■ Required work: Repeat exactly the lines below, from the line containing "What's the underlying" through the last line, both included. Leave out any pictures.

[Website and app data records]
------------------------------------------------------------------------
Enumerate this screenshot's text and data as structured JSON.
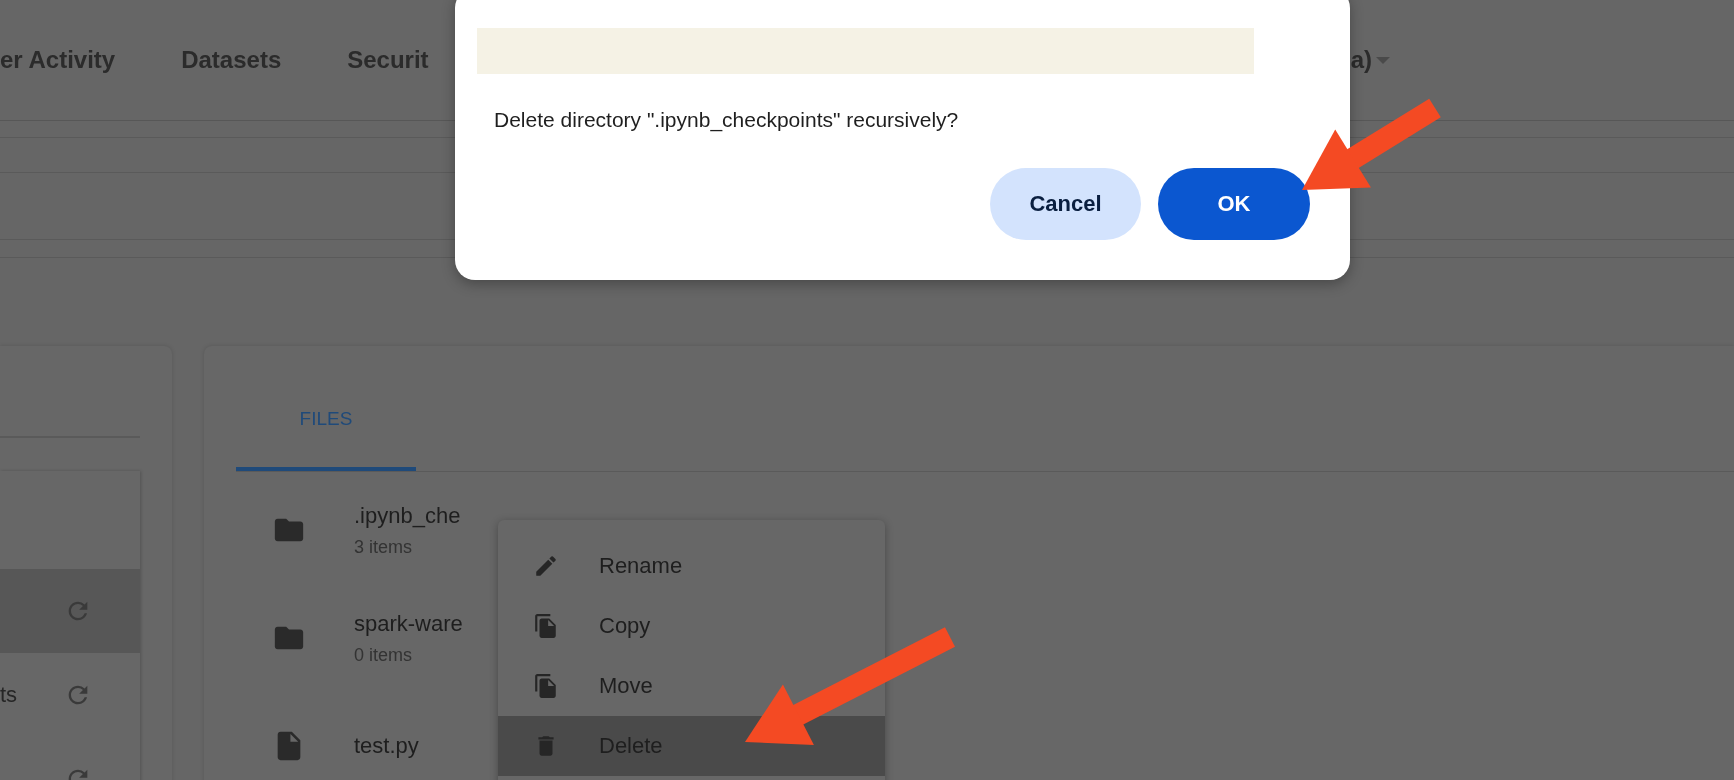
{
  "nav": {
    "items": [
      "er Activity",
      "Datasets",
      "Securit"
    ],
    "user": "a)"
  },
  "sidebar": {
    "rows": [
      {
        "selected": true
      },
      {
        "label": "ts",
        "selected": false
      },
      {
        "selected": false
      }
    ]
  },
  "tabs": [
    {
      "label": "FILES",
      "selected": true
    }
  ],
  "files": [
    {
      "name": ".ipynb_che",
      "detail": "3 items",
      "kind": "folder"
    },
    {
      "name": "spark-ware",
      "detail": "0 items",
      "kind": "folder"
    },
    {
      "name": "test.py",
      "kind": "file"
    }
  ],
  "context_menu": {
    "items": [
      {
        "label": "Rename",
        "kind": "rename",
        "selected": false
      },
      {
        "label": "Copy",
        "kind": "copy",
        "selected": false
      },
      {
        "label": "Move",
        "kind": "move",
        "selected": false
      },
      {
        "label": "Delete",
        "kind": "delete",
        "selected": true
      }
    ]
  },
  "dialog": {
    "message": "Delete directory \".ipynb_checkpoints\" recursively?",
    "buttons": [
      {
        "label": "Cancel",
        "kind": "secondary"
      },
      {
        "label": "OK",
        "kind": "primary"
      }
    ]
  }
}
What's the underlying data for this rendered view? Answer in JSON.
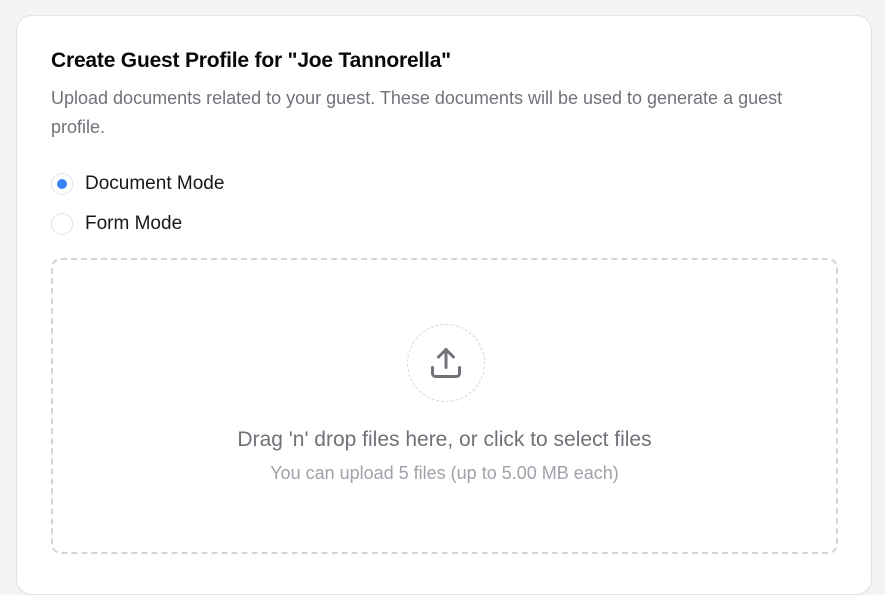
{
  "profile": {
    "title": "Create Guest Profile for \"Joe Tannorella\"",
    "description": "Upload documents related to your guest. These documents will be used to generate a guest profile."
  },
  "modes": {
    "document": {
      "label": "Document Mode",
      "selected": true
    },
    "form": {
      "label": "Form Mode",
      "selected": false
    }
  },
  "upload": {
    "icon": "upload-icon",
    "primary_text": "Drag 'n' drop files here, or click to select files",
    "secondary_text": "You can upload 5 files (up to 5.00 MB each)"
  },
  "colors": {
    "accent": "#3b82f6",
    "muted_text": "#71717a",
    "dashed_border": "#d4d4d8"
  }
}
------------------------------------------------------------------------
■ Answer space:
What's the underlying data for this rendered view? Answer in JSON.
{
  "profile": {
    "title": "Create Guest Profile for \"Joe Tannorella\"",
    "description": "Upload documents related to your guest. These documents will be used to generate a guest profile."
  },
  "modes": {
    "document": {
      "label": "Document Mode",
      "selected": true
    },
    "form": {
      "label": "Form Mode",
      "selected": false
    }
  },
  "upload": {
    "icon": "upload-icon",
    "primary_text": "Drag 'n' drop files here, or click to select files",
    "secondary_text": "You can upload 5 files (up to 5.00 MB each)"
  },
  "colors": {
    "accent": "#3b82f6",
    "muted_text": "#71717a",
    "dashed_border": "#d4d4d8"
  }
}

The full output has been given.